I’m a huge fan of harnessing the power of your default. If you can make your default decision or action the one that’s most helpful to you, life becomes easy. This is really the reasoning behind my obsession with creating good habits. A good habit is, by definition, a default situation that gets you the result you want.
Of course, creating new habits takes effort, which is the exact opposite of what we’re going for here. This led me to wonder, how could we make ‘creating new habits’ into a habit? The answer came from a conversation I remembered with a gymnastics coach around the concept of ‘creative laziness’!
If you have teenaged children, you may be familiar with the amount of effort one person can put into finding ways to avoid doing something that they don’t want to do. Often, the energy my children have put into avoiding a task is an order of magnitude greater than the energy required to just do it right from the start. If you’re sensing a slight hint of frustration about this, I’m not surprised.
The trick I’ve found is to really highlight the amount of effort that is wasted.
The gymnastics coach I mentioned would continuously remind her students that good technique is creative laziness. She wasn’t just telling them to engage specific muscles for the fun of it. She wanted them to use perfect technique because that is the easiest way to achieve what you’re trying to do. Doing a pull up using your shoulders, back and core is significantly easier than trying to perform the same movement using just your biceps. Once you realise that, being too tired to do a movement properly doesn’t make sense because what you’re really saying is “I’m too tired to do this the easy way”.
Initially, like the gymnastics students, you might need someone to point out the ways in which you’re not being optimally efficient. Initially, like the teenager, you might be reluctant to recognise that your ‘lazy’ option is actually more work. Once you start really thinking about the way you’re approaching tasks, and the principles behind what you’re doing, you can often see opportunities for creative laziness.
Creative laziness isn’t about trying to fit more into your day or always pushing harder and faster. Rather, it’s about taking the things you already want to be doing and making them easier to achieve. For me, this involves 3 main questions…

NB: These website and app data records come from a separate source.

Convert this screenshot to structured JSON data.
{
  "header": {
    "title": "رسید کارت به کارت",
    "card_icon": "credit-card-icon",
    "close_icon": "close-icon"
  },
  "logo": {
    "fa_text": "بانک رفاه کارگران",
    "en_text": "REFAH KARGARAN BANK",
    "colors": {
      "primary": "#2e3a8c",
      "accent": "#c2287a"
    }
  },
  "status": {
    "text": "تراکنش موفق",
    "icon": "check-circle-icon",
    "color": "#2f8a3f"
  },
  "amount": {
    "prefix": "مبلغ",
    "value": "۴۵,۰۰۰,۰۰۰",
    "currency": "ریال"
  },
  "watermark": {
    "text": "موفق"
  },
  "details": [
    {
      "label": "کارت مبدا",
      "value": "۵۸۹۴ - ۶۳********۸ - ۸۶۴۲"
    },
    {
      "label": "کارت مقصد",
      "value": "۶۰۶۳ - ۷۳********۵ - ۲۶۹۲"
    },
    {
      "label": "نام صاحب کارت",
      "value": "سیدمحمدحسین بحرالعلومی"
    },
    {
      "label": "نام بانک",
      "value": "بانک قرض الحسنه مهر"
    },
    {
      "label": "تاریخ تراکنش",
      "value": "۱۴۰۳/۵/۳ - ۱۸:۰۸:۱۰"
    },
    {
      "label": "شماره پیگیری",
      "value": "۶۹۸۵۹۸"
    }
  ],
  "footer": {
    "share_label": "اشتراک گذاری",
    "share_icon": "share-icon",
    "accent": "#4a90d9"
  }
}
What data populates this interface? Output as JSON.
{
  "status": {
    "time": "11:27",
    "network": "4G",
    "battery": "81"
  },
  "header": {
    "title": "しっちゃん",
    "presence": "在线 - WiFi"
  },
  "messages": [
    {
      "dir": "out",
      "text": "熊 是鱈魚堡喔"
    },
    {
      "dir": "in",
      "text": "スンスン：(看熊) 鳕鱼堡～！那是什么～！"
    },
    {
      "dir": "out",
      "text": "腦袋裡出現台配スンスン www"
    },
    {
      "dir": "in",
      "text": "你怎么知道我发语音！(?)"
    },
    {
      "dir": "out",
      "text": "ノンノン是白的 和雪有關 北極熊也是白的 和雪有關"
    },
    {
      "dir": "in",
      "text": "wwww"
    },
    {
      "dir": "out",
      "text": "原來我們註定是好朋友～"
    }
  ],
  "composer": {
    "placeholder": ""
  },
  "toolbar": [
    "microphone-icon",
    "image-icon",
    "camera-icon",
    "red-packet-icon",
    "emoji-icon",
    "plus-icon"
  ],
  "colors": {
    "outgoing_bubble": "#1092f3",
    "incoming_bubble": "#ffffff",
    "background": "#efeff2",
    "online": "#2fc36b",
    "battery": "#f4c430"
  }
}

Am I using the right tool for the job?
In the case of exercise, this would be about whether you’re using the right muscles and the correct range of motion to give yourself the best possible chance. At work, this might be about asking myself whether this is actually a task that I ought to be doing myself or whether it could potentially be outsourced or even automated.
Am I performing tasks in the correct order?
If I ask the kids to clean the kitchen, there’s a reasonable chance that they’ll sweep or hoover the floor but almost no chance that they’ll wipe down the work surfaces. When they’re reminded to clear up the crumbs, these will be swept onto the floor, undoing all of the good work done so far. If I’m making tea for myself and coffee for my wife, it’s more efficient to start the coffee machine before boiling the kettle for my tea, as coffee takes longer to make. Most of us are used to this kind of project management planning in our work lives, but making this kind of question automatic is an essential part of making ‘creating good habits’ into a habit.
Is there a better way to achieve my goal?
Sometimes we can get so wrapped up in streamlining our current process for accomplishing a task that we don’t take a step back and wonder whether there might be a better way. Being ready to throw out all of our preconceptions and being open to radical suggestions is key to allowing good habits to appear by themselves.
And that’s why I’m throwing out my preconceived ideas of making the tea and coffee myself. Instead, I’ll spend a little time teaching the kids how to make the perfect cuppa and then buy a little bell. I just hope they don’t get too creative with their laziness!